Transcranial alternating current stimulation (tACS) sees increased use in neurosciences as a tool for the exploration of brain oscillations. It has been shown that tACS stimulation in specific frequency bands can result in aftereffects of modulated oscillatory brain activity that persist after the stimulation has ended. The general relationship between persistency of the effect and duration of stimulation is sparsely investigated but previous research has shown that the occurrence of tACS aftereffects depends on the brain state before and during stimulation. Early alpha neurofeedback research suggests that particularly in the alpha band the responsiveness to a manipulation depends on the ambient illumination during measurement. Therefore, in the present study we assessed the brain’s susceptibility to tACS at the individual alpha frequency during darkness compared to ambient illumination. We measured alpha power after 10 min of stimulation in 30 participants while they continuously performed a visual vigilance task. Our results show that immediately after stimulation, the alpha power in the illumination condition for both the stimulated and sham group has increased by only about 7%, compared to about 20% in both groups in the ‘dark’ condition. For the group that did not receive stimulation, the power in darkness remained stable after stimulation, whereas the power in light increased by an additional 10% during the next 30 min. For the group that did receive stimulation, alpha power during these 30 min increased by another 11% in light and 22% in darkness. Since alpha power already increased by about 10% without stimulation, the effect of illumination does not seem to have interacted with the effect of stimulation. Instead, both effects seem to have added up linearly. Although our findings do not show that illumination-induced differences in oscillatory activity influence the susceptibility toward tACS, they stress the importance of controlling for factors like ambient light that might add an independent increase or decrease to the power of brain oscillations during periods, where possible persistent effects of stimulation are explored.

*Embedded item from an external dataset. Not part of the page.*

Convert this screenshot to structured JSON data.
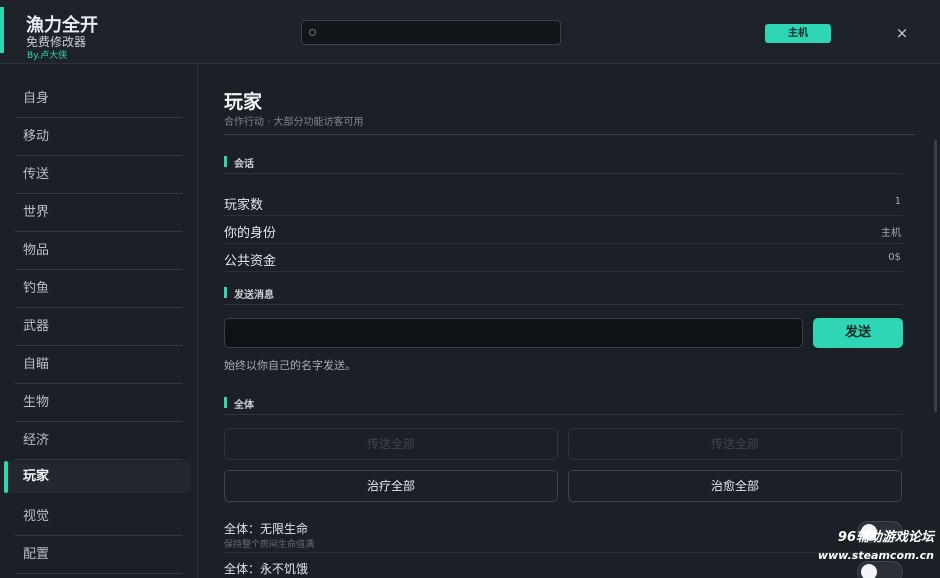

Item Type: Article
Additional Information: Publiziert mit Hilfe des DFG-geförderten Open Access-Publikationsfonds der Carl von Ossietzky Universität Oldenburg.
Uncontrolled Keywords: transcranial alternating current stimulation (tACS), EEG, after effect, alpha oscillations
Subjects: Technology, medicine, applied sciences > Medicine and health
Divisions: Faculty of Medicine and Health Sciences > Department of Psychology
Date Deposited: 26 Sep 2017 07:44
Last Modified: 30 Nov 2017 10:41
URN: urn:nbn:de:gbv:715-oops-33900
DOI: 10.3389/fnhum.2017.00257

Actions (login required)

View Item View Item

Document Downloads

More statistics for this item...